Mind the Gender Gap
Does Hilary Clinton have a problem with male voters or does Barack Obama simply appeal more to men?
Hispanics and the 2008 Election: A Swing Vote?
Earlier Republican Party gains among Latinos have dissipated in the past year, a new Pew Hispanic Center survey finds. Hispanics also comprise a sizable share of voters in four “swing states” that President Bush narrowly carried in 2004.
A Portrait of Republican Social-Issue Voters
Though much courted by GOP candidates, the impact of this voting bloc on the presidential nominating process remains unclear.
Young White Evangelicals: Less Republican, Still Conservative
An analysis of Pew Research Center surveys conducted between 2001 and 2007 suggests that young white evangelicals have become increasingly dissatisfied with Bush and are moving away from the GOP. How will these changes affect the vote in 2008 and beyond?
Religion and the Presidential Vote: A Tale of Two Gaps
An analysis of national exit polls from 2004 shows there is not one but two religion gaps — one based on religious affiliation and the other based on frequency of attendance at worship services. How did the gaps manifest themselves in the 2004 election and what are the possible implications for 2008?
The Latino Electorate: A Widening Gap between Voters and the Larger Hispanic Population in the U.S.
Latinos made up a slightly larger share of the total voter turnout in the 2006 election than in 2002; but, a new Pew Hispanic analysis finds, the Latino vote continued to lag well behind growth of the Latino population primarily because a high percentage of the new Hispanics in the U.S. are either too young to vote or are not citizens.

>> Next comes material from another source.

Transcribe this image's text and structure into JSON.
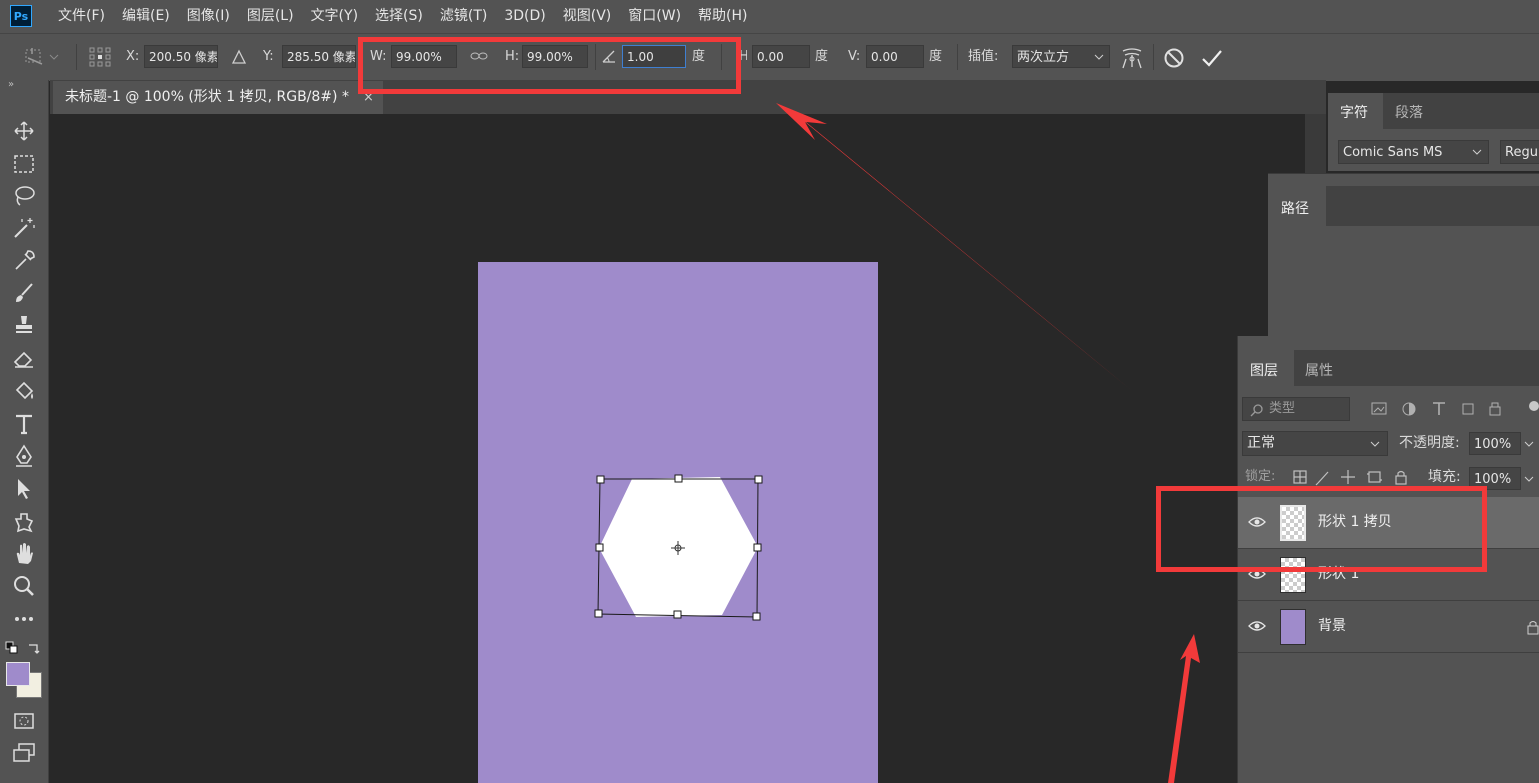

¡Here Come ’Los Evangélicos’!
Next week’s National Hispanic Prayer Breakfast in Washington, D.C. illustrates the growing presence and increasing political influence of Latino evangelicals. If Republicans have a prayer of making deep inroads into the Hispanic community, evangelicals may well provide their most direct route.